Jump to ContentJump to Main Navigation
Show Summary Details
Open access from 2017!

Zeitschrift für Sprachwissenschaft

2 Issues per year


IMPACT FACTOR increased in 2015: 0.333
5-year IMPACT FACTOR: 0.625

SCImago Journal Rank (SJR) 2015: 0.171
Source Normalized Impact per Paper (SNIP) 2015: 0.727
Impact per Publication (IPP) 2015: 0.211

Open Access
Online
ISSN
1613-3706
See all formats and pricing
Volume 24, Issue 1 (Jun 2005)

Issues

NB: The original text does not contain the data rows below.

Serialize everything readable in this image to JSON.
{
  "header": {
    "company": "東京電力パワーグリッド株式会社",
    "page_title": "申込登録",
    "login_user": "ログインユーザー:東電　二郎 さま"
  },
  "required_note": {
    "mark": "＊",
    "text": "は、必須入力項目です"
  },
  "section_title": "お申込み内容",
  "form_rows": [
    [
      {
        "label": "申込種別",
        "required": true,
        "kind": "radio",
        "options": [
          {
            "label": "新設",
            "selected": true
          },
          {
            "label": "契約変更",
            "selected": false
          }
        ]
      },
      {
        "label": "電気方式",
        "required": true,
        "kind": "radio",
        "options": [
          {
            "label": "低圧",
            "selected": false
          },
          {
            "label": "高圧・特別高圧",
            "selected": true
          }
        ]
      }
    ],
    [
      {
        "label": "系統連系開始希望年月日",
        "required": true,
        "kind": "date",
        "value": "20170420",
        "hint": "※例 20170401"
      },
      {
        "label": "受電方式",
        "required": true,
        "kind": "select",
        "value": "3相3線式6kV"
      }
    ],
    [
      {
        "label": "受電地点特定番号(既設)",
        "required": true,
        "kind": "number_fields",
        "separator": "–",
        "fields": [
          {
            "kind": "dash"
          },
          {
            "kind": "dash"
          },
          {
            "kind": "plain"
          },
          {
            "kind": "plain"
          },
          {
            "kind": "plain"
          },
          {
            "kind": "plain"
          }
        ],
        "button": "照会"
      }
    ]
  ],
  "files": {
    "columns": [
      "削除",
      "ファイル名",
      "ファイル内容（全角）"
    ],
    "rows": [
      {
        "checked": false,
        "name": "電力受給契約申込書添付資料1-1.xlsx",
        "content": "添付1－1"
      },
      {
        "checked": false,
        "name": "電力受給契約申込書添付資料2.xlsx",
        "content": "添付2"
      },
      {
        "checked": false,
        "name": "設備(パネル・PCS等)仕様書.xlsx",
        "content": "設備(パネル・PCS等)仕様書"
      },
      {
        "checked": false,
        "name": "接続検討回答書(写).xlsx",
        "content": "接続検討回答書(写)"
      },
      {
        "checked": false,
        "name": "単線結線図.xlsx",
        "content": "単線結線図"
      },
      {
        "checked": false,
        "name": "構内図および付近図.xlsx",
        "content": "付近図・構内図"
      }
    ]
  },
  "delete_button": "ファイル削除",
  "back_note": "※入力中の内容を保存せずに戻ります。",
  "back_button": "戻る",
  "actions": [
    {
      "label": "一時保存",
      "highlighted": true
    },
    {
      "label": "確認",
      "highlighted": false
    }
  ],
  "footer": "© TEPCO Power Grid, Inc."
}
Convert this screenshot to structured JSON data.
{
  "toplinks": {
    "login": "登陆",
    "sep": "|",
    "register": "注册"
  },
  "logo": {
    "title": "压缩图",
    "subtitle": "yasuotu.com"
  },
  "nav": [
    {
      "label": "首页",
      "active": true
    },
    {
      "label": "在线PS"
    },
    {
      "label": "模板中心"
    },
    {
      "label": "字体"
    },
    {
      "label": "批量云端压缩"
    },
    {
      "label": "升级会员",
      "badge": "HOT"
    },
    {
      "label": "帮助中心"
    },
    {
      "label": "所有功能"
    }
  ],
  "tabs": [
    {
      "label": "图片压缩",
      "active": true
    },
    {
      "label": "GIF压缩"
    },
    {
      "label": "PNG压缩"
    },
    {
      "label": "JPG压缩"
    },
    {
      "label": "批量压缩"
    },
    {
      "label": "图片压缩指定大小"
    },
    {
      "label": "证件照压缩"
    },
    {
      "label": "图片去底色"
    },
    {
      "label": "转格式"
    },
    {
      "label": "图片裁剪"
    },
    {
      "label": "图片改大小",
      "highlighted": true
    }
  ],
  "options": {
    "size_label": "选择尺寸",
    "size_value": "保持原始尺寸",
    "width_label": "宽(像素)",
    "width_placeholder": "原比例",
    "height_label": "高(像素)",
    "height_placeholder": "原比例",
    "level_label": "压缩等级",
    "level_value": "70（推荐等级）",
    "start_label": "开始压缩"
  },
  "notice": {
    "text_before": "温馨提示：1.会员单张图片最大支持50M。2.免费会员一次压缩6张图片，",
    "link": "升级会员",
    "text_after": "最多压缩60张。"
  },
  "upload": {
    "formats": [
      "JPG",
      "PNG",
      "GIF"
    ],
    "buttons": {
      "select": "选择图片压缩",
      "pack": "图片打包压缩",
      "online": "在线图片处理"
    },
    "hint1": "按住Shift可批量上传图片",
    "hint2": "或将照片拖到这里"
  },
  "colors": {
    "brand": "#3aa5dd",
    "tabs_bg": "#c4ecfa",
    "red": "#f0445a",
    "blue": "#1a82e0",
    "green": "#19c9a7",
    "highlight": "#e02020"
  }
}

Nominalphrasen ohne lexikalischen Kopf — Zur Bedeutung des Genus für die Organisation des mentalen Lexikons am Beispiel der Autobezeichnungen im Deutschen

Klaus-Michael Köpcke
  • Germanistisches Institut, Westfälische Wilhelms-Universität Münster.
/ David A. Zubin
  • Linguistics Department, State University of New York at Buffalo.
Published Online: 2005-07-27 | DOI: https://doi.org/10.1515/zfsw.2005.24.1.93

Abstract

Car names and car-referring expressions are analysed such as (a) “der Berlingo Multispace Ocean,” with characteristic default masculine gender in spite of the absence of a gender-bearing head; (b) “der Audi A3 TDI Ambition Automatik” with default masculine gender despite the presence of an apparent divergent gender-bearing head; and (c) “das weiße Buick-Elektra-Cabrio” with divergent gender (feminine or neuter) conforming to its apparent gender-bearing head. These cause special problems for both a linguistic theory of lexeme-based gender assignment, and a psycholinguistic production theory for gender percolation to NPs. We suggest a motivated basis for considering types (a) and (b) to be syntactically headless, as opposed to type (c). Furthermore, we propose that NP types (a) and (b) receive their default masculine gender assignment through a pragmatic projection directly linked to the conceptualization of the referent as a car (and not from any Lemma in the NP), whereas NP type (c) inherits its gender from a Lemma that is lexically coded for gender; this suggests a revision to Bock & Levelt (1994) style production models. We support these claims with an extensive sample of car-referring expressions from a newspaper database. Finally, we suggest that lexical material in car-referring expressions such as “Siena,” “Oktavia,” or “518i” are instances of field-external lexemes which are either borrowed from another semantic field, or are not resident in any field at all; and thus do not bear lexical gender in car-referring expressions.

About the article

Received: 10. Februar 2004

Revised: 14. Dezember 2004

Published Online: 2005-07-27

Published in Print: 2005-06-20


Citation Information: Zeitschrift für Sprachwissenschaft, ISSN (Online) 1613-3706, ISSN (Print) 0721-9067, DOI: https://doi.org/10.1515/zfsw.2005.24.1.93. Export Citation

Citing Articles

Here you can find all Crossref-listed publications in which this article is cited. If you would like to receive automatic email messages as soon as this article is cited in other publications, simply activate the “Citation Alert” on the top of this page.

[1]
Hans-Olav Enger
Lingua, 2009, Volume 119, Number 9, Page 1281
[2]
Elke Hentschel
Zeitschrift für Rezensionen zur germanistischen Sprachwissenschaft, 2010, Volume 2, Number 2

Comments (0)

Please log in or register to comment.
Log in